The Tenth Circuit Court of Appeals recently reversed a decision by the U.S. District Court for the District of Utah granting summary judgment in favor of Kellogg USA in a case involving an alleged failure to accommodate employees’ religious beliefs.
The case, Tabura v. Kellogg USA, emerged after Richard Tabura and Guadalupe Diaz, both Seventh-day Adventists, were terminated for refusing to work on Saturdays, the Sabbath day in their religion. The former employees filed suit in February 2014, claiming that Kellogg violated Title VII of the Civil Rights Act by failing to accommodate their religious beliefs. READ MORE
Transgender issues have been grabbing headlines in recent months—perhaps most notably with Bruce Jenner’s televised announcement about his gender transition. Beyond the bright lights of pop culture, a wave of litigation and legislation is causing employers to pay closer attention to transgender discrimination and related issues. As we noted in August of last year, there is an increasing trend toward protecting gender identity and transgender status. This post provides an update and a high-level overview of the landscape in this emerging area and offers some tips for employers to minimize risk.

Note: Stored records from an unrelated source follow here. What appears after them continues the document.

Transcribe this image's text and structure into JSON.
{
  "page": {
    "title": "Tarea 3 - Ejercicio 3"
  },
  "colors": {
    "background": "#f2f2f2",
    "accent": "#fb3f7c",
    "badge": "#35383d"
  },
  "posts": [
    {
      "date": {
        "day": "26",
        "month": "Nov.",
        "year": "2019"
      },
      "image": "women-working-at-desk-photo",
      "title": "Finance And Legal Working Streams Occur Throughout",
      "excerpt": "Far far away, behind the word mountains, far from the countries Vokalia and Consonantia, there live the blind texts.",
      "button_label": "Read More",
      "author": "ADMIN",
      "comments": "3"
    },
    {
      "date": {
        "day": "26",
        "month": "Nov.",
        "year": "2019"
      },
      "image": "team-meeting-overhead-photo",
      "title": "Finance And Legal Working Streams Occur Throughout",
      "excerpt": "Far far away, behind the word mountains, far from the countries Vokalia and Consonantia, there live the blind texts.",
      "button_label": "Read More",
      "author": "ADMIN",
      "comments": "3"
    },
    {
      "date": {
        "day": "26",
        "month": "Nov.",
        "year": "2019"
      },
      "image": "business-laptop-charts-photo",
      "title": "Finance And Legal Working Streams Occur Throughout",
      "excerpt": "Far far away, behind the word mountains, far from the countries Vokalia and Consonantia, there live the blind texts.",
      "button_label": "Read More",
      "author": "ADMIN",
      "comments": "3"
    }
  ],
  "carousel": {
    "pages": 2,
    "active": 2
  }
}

So far in 2013, three states (Arkansas, New Mexico and Utah) have passed new social media legislation restricting employer access to employees and job applicants’ personal social media accounts. We previously posted about social media legislation in California and other states here and here. READ MORE